How many of the points listed above feature in your own teaching practice? Can you identify the barriers that are stopping you from creating the optimal learning environment?
I encourage you to view the video to see the full description of the features of effective game design/learning design as described by James Gee.
I’ve also made a summary of the key points. You can find that below.
Ease Education: Teaching at a human scale.
1. Empowered learners
a). agency, co-design – the learner needs to feel that what they are doing (or being asked to do, matters)
b). customisation/individualised – good games(learning) allow you to customise/solve problems in different ways/apply different strategies/invite to use different strategies (low cost of failure),
c). identity – purpose of learning this/why should I learn this?, clear goals/purposes, learning should be presented as an invitation for learners to try something new/see themselves in a different light
d). manipulation – empower learners to learn in an embodied way/truly involve/integrate body and mind
2. Problem based learning – moving beyond learning facts/passing tests – use information/facts as tools for solving problems allows for satisfaction of problem solving and retention of facts. Games are interesting problem spaces (make your classroom an interesting problem space) – provide tools for problem solving/feel true engagement/given a lot of feedback/know when you have accomplished the desired result.
a). sequencing – well leveled, building up to harder problems, will build up to help support solving future harder problems,
b). pleasantly frustrating – comfortably challenging,
c). cycle of expertise – challenging problem, practice until it becomes routine, give a new problem that builds from previous problem but requires adopting new knowledge/skills (nudging)
d). provide information – just in time/on demand (curiosity),
e). simplify complex problems and then add complexity slowly – build on that to ease learners into complex problems,
f) sandbox – feels scary but ultimately a safe place to explore/take risks – learners need time to explore before demanding them to ‘level up’. (that’s why you need to know your students)
g). put skills underneath strategies – skill and drill is boring (lack of purpose), “I’m using a skill to solve a problem but to solve this problem I have to practice these skills”.
3. Deep understanding
a). system thinking/model based reasoning – rules that interact, looking for patterns/rules
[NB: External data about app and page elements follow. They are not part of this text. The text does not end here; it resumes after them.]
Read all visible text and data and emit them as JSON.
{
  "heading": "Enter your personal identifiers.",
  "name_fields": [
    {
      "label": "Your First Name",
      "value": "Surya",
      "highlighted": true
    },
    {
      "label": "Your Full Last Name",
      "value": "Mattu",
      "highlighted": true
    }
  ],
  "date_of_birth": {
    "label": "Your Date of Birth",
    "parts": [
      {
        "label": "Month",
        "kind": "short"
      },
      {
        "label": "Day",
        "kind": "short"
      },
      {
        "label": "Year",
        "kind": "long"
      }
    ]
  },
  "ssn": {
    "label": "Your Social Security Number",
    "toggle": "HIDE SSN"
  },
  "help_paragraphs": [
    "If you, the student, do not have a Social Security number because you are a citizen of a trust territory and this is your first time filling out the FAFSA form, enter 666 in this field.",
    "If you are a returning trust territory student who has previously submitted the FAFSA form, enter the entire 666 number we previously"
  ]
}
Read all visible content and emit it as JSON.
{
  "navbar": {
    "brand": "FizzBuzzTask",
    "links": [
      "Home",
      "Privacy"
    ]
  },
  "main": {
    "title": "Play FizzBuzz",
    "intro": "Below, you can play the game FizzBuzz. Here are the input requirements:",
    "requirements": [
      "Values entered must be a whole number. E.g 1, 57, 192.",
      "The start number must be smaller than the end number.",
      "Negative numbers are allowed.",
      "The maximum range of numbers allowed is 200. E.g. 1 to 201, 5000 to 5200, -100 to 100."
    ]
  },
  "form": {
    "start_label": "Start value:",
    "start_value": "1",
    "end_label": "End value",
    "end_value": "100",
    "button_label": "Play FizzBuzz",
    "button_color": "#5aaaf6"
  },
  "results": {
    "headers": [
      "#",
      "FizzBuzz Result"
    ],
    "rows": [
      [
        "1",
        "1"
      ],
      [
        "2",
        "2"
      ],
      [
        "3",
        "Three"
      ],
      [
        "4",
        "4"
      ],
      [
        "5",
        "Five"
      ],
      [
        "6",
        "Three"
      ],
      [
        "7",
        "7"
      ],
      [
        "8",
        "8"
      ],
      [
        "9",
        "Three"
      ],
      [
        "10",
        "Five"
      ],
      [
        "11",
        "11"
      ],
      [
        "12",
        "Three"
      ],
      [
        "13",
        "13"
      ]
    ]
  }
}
b). situated meaning – what gives learning meaning, rather than being passive receivers of learning (via text/language/symbols). People will only get meaning from language (intended learning goal) when they can associate it with actions/practice/image/goal/personal (hands on) experience.